A; Crime, Drama
Director: Abhishek Chaubey
Cast: Shahid Kapoor, Alia Bhatt, Kareena Kapoor Khan, Diljit Dosanjh
'Udta Punjab' poster
The film opens with a jaw dropping scene when a big packet of drugs is casually flung over by a discus thrower from the other side of the border to be picked up by a 'business' partner in Punjab. This, sets the tone for the rest of the film, which slowly and disturbingly unravels the horrors of the deep and prevalent drug menace in the state.
Tommy Singh (Shahid Kapoor) is the popular pop star of Punjab, he's talented, he's obnoxious, he's Gabru and he's dangerously dependent on drugs. Young Tommy has lost control of self as the potent combination of drugs and heady fame rules his life. His lyrics are mostly an ode to the drugs that consistently run through his blood stream.
Tommy is not the culprit, he's a victim like a lot of youngsters who are awestruck by him and ape him. He is too naive and drug addled to even realise the repercussions in the long run.

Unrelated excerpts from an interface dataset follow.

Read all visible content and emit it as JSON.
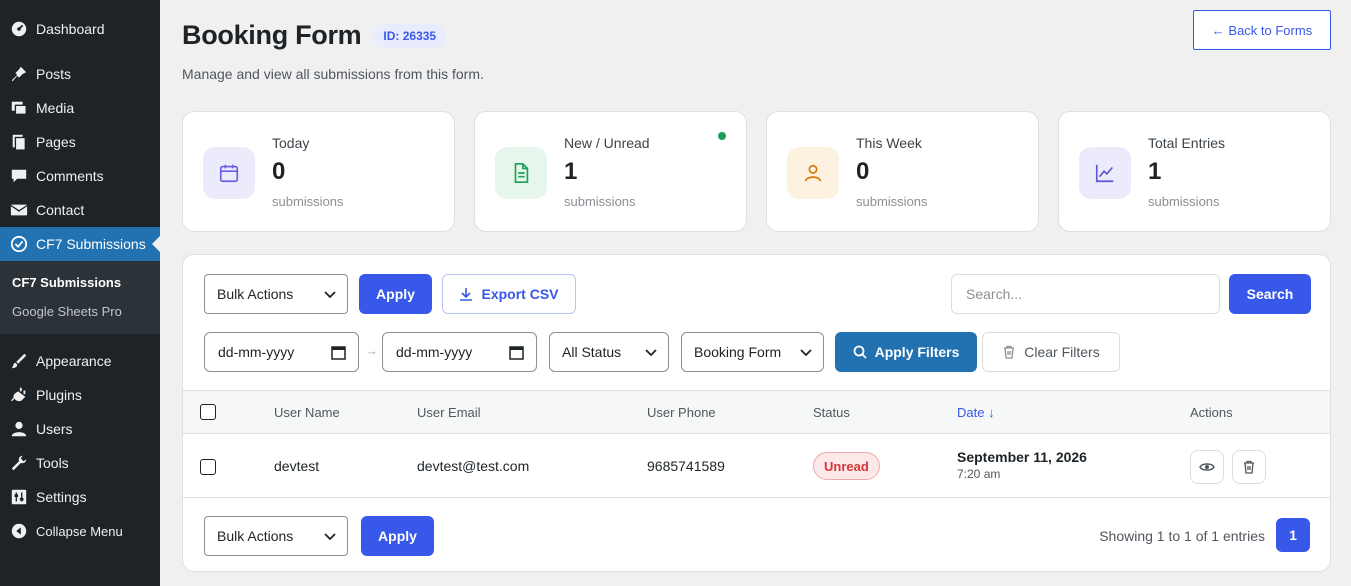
{
  "sidebar": {
    "items": [
      {
        "label": "Dashboard",
        "icon": "dashboard-icon"
      },
      {
        "label": "Posts",
        "icon": "pin-icon"
      },
      {
        "label": "Media",
        "icon": "media-icon"
      },
      {
        "label": "Pages",
        "icon": "pages-icon"
      },
      {
        "label": "Comments",
        "icon": "comment-icon"
      },
      {
        "label": "Contact",
        "icon": "mail-icon"
      },
      {
        "label": "CF7 Submissions",
        "icon": "submissions-icon"
      }
    ],
    "submenu": [
      "CF7 Submissions",
      "Google Sheets Pro"
    ],
    "items_bottom": [
      {
        "label": "Appearance",
        "icon": "brush-icon"
      },
      {
        "label": "Plugins",
        "icon": "plug-icon"
      },
      {
        "label": "Users",
        "icon": "user-icon"
      },
      {
        "label": "Tools",
        "icon": "wrench-icon"
      },
      {
        "label": "Settings",
        "icon": "settings-icon"
      },
      {
        "label": "Collapse Menu",
        "icon": "collapse-icon"
      }
    ]
  },
  "header": {
    "title": "Booking Form",
    "id_badge": "ID: 26335",
    "subtitle": "Manage and view all submissions from this form.",
    "back_button": "← Back to Forms"
  },
  "stats": [
    {
      "label": "Today",
      "value": "0",
      "unit": "submissions",
      "icon": "calendar-icon",
      "color": "#6b5ce7",
      "bg": "#ecebfc"
    },
    {
      "label": "New / Unread",
      "value": "1",
      "unit": "submissions",
      "icon": "document-icon",
      "color": "#1e9e55",
      "bg": "#e6f6ec"
    },
    {
      "label": "This Week",
      "value": "0",
      "unit": "submissions",
      "icon": "user-icon",
      "color": "#d97706",
      "bg": "#fdf1e0"
    },
    {
      "label": "Total Entries",
      "value": "1",
      "unit": "submissions",
      "icon": "chart-icon",
      "color": "#5b57d6",
      "bg": "#ecebfc"
    }
  ],
  "toolbar": {
    "bulk_actions": "Bulk Actions",
    "apply": "Apply",
    "export_csv": "Export CSV",
    "search_placeholder": "Search...",
    "search_button": "Search"
  },
  "filters": {
    "date_from": "dd-mm-yyyy",
    "date_to": "dd-mm-yyyy",
    "status": "All Status",
    "form": "Booking Form",
    "apply_filters": "Apply Filters",
    "clear_filters": "Clear Filters"
  },
  "table": {
    "columns": [
      "User Name",
      "User Email",
      "User Phone",
      "Status",
      "Date ↓",
      "Actions"
    ],
    "rows": [
      {
        "name": "devtest",
        "email": "devtest@test.com",
        "phone": "9685741589",
        "status": "Unread",
        "date": "September 11, 2026",
        "time": "7:20 am"
      }
    ]
  },
  "footer": {
    "bulk_actions": "Bulk Actions",
    "apply": "Apply",
    "showing": "Showing 1 to 1 of 1 entries",
    "page": "1"
  },
  "colors": {
    "accent": "#3858e9",
    "sidebar_bg": "#1d2327",
    "filter_button": "#2271b1",
    "unread": "#d63638",
    "online_dot": "#1e9e55"
  }
}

The unnamed labour girl (played by Alia Bhatt) is seemingly simple but much stronger. When she stumbles upon a consignment of drugs, she guilelessly hopes to get herself a better life by selling it, without realising how she can get trapped in the muck of this greed driven world of drug business.

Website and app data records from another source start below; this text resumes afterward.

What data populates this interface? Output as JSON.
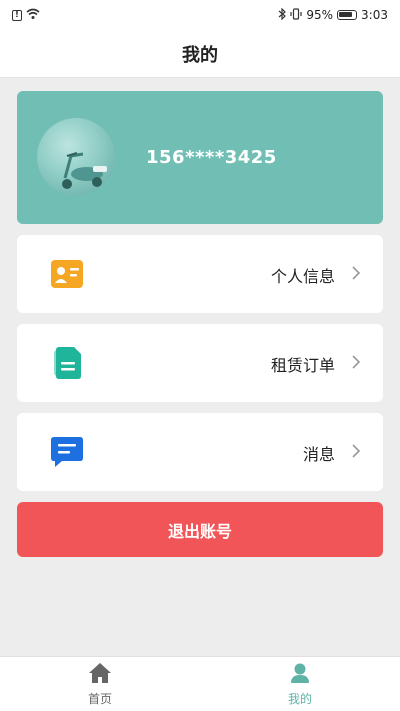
{
  "status_bar": {
    "battery": "95%",
    "time": "3:03"
  },
  "header": {
    "title": "我的"
  },
  "profile": {
    "phone": "156****3425"
  },
  "menu": [
    {
      "label": "个人信息",
      "icon": "id-card-icon",
      "color": "#f5a623"
    },
    {
      "label": "租赁订单",
      "icon": "document-icon",
      "color": "#1fb59a"
    },
    {
      "label": "消息",
      "icon": "message-icon",
      "color": "#1e6fe0"
    }
  ],
  "logout": {
    "label": "退出账号"
  },
  "tab_bar": {
    "tabs": [
      {
        "label": "首页",
        "icon": "home-icon"
      },
      {
        "label": "我的",
        "icon": "user-icon",
        "active": true
      }
    ]
  },
  "colors": {
    "card": "#71beb4",
    "logout": "#f25557",
    "active_tab": "#5fb3a6"
  }
}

Sartaj Singh, the cop, is too happy being a cog in the corrupt wheel as he and his boss wrangle bribe from the drug dealers and suppliers and merrily let the consignments enter the state. The repercussions of his actions strike him when the truth hits too close home. It is Preeto (Kareena Kapoor Khan) who seems to be the only sane voice in this mess, helps him with that.
This is a heart wrenching and deeply disturbing story of broken, fallible human beings, who aren't capable of or refuse to look at the bigger picture as long as their present is tolerable. It is dark alright but mercifully, not hopeless because these very people display strengths of character at that crucial turn in their lives; Tommy Singh (Shahid Kapoor) and Sartaj (Diljit Dosanjh) come in touch with their conscience and Alia's character makes her strong and overwhelming passion to get better of the miserable situation that she's stuck in.
The seamless screenplay (Abhishek Chaubey and Sudip Sharma) keeps you hooked and involved in the proceedings as we are taken deeper and deeper through the despondency of the situation and the rampant corruption that makes sure that it doesn't improve. The cinematography (Rajeev Ravi) blends perfectly well with the mood of the film.
Above all, this film undoubtedly belongs to Alia Bhatt and Shahid Kapoor. Alia, as someone who tries fighting destiny with her loud, protesting sobs, as someone who fights succumbing to the drug filled world of the weak, is fantabulous.
Shahid Kapoor has proved his mettle earlier but it wouldn't be an exaggeration to call this his best performance till date. A badass with a good heart, Shahid plays this complex character with an admirable ease. From someone who foolishly thinks he conquers the world to a frightful realisation of the truth, he goes through a transformation with an absolute conviction. Diljit's charm is used to the fullest here, and he does a good job. Even though Kareena Kapoor Khan doesn't get as much screen space as one would have liked, she leaves her stamp with her honest and natural performance.
Walking out of the theatre, one is grateful that the filmmakers fought for this film. This had to be served undistilled, and untouched by people who don't see or choose not to see the gravity of the situation.